Gerald W. Mowris, U.W. 1973, celebrates 50 years in the legal profession. He is a Fellow of the Wisconsin Law Foundation and a former president of the State Bar of Wisconsin (2001-02).
We were so successful at bargaining that by the time I left the office, we had a pay progression plan in place and were the highest paid ADAs in the state.
We had regular pay step increases and money dedicated to training, and our starting pay was competitive with other attorney positions. In 1990, well after I left the DA’s office, ADAs became state employees. They still had a union (until Act 10), but all ADAs had a decent starting wage, a career plan, and the opportunity to do their job under reasonable working conditions.
Public defenders in Wisconsin went through a similar process. The state of Wisconsin began a statewide Public Defender’s Office in 1985. For many years, lawyers in that office received essentially the same pay as ADAs and had similar pay progression plans.
Unfortunately for our justice system, the starting pay, the staffing levels, the pay progression scales, and the respect for the lawyers in these offices have not followed the goals of those who designed this change to the system. For decades, politicians have said they want to be “tough on crime” but they continue to vote “no” to funding the criminal justice system. Now we are facing what our State Bar of Wisconsin leadership calls a “constitutional crisis.”

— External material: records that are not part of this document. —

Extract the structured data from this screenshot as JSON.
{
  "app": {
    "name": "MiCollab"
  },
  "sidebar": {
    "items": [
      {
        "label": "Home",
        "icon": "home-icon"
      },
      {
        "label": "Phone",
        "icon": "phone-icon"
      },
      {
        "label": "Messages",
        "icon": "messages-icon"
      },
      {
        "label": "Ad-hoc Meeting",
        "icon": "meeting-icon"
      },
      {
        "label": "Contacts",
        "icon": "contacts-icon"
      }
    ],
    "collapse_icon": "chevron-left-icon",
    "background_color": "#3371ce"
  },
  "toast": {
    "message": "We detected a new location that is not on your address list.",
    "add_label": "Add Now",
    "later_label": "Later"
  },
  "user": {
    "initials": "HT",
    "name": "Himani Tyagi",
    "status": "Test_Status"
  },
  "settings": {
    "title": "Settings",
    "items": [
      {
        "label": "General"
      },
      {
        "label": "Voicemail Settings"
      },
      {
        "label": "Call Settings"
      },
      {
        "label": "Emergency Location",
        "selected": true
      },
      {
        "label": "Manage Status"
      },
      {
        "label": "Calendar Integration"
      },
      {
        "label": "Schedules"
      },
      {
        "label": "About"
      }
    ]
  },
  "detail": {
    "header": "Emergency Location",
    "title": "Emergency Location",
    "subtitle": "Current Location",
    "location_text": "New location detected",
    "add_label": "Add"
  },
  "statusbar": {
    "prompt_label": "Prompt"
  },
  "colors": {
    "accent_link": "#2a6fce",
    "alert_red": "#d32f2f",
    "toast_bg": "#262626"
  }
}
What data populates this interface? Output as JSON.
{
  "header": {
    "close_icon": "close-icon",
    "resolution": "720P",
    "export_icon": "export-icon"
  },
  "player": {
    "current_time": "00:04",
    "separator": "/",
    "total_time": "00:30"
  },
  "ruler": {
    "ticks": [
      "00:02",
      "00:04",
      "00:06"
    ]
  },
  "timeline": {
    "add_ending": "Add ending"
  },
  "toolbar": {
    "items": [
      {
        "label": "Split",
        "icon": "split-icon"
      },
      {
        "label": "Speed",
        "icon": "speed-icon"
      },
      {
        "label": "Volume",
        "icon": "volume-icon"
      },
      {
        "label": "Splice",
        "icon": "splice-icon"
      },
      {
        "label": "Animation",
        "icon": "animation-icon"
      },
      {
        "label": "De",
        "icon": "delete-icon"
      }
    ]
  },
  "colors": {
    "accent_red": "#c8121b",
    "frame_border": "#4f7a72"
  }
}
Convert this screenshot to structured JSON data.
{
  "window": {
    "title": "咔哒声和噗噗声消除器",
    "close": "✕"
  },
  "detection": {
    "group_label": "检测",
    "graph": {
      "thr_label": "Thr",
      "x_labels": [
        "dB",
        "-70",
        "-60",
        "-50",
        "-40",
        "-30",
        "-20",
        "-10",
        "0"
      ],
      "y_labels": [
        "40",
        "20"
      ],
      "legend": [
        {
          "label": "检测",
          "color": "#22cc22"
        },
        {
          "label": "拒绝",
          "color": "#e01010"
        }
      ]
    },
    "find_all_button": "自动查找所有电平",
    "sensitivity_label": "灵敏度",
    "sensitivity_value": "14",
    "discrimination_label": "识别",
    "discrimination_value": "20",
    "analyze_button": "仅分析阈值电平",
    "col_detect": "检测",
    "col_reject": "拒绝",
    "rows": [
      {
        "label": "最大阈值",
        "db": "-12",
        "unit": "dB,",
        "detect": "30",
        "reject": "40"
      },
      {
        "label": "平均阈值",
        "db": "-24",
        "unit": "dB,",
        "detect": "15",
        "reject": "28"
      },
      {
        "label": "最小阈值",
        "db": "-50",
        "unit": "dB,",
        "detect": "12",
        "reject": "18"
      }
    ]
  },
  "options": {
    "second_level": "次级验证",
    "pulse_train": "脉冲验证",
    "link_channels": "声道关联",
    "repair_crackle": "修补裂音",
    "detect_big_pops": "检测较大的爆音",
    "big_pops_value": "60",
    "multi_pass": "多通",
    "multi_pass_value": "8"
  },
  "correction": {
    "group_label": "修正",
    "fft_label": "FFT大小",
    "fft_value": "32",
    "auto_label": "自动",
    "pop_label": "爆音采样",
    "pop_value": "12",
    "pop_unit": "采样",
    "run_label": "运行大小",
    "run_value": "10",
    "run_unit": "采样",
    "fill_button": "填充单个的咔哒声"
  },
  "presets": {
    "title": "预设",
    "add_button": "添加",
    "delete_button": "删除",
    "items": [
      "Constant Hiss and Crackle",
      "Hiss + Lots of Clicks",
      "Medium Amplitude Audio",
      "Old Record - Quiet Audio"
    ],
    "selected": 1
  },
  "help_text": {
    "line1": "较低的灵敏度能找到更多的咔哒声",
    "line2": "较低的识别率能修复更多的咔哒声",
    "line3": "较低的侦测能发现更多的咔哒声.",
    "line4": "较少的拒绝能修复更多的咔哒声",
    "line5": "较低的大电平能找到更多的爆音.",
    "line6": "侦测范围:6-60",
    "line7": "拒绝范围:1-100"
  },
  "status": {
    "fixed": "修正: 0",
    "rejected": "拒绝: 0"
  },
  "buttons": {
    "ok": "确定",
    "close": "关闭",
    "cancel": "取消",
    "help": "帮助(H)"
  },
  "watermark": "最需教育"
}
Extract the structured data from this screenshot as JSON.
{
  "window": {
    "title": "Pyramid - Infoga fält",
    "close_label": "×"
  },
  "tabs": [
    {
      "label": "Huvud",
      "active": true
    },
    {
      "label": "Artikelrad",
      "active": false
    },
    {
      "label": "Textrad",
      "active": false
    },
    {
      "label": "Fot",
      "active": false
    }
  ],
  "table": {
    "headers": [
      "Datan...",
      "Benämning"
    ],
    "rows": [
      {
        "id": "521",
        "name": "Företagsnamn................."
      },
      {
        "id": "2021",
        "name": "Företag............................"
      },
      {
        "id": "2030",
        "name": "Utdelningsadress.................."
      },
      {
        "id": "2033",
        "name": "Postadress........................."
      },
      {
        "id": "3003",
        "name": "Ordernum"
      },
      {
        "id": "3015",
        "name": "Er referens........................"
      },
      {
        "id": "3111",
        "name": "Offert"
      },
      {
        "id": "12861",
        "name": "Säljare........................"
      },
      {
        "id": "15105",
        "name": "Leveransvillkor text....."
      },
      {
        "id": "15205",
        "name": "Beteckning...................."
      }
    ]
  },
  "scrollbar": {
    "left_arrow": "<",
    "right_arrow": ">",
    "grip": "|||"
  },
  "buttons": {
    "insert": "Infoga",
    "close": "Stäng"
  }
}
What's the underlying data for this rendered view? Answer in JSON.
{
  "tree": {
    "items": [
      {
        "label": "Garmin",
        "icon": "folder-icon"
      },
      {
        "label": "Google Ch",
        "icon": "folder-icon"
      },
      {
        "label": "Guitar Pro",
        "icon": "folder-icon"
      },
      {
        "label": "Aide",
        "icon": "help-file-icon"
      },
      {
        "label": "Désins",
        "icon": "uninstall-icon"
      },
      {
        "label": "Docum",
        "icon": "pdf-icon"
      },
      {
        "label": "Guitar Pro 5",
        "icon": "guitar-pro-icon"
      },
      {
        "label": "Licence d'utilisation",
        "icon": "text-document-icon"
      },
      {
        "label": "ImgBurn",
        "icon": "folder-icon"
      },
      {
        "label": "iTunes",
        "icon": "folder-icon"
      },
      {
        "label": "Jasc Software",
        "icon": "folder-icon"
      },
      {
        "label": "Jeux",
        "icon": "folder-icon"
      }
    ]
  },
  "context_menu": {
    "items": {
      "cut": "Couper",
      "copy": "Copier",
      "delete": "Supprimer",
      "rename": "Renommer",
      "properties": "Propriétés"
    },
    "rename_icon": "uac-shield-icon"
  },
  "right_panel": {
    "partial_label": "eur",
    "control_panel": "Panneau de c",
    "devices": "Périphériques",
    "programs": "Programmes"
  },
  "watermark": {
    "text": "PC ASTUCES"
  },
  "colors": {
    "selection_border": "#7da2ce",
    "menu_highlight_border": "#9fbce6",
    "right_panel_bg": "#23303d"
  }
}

All over the state, case backlogs are increasing due to the lack of lawyers willing to be paid less than the Kohler Corporation pays for bath and shower installers for fewer hours of work. And those installers are not saddled with law school debt.
Police arrest perpetrators and they are released without charges because there is no one to review the police reports and make charging decisions.
Criminal defendants are waiting in jail for days and sometimes weeks before even meeting an assigned attorney. Every elected district attorney in the state, Republican, Democrat, or independent, signed a letter to the Wisconsin Legislature asking legislators to increase ADA salaries to reflect what a market-based pay analysis proposed for salaries.
The State Public Defender’s Office is down 20% from its usual number of staff attorneys and cannot find private bar attorneys willing to take cases for the extremely low hourly rate paid to those lawyers to handle those cases.
Perhaps it is time for state prosecutors, public defenders, judges, and all Wisconsin lawyers to come together and form a union or do something equally dramatic so that we can bargain with and convince the legislature and the governor’s office that this system is broken and must be fixed!
» Cite this article: 96 Wis. Law. 72 (May 2023).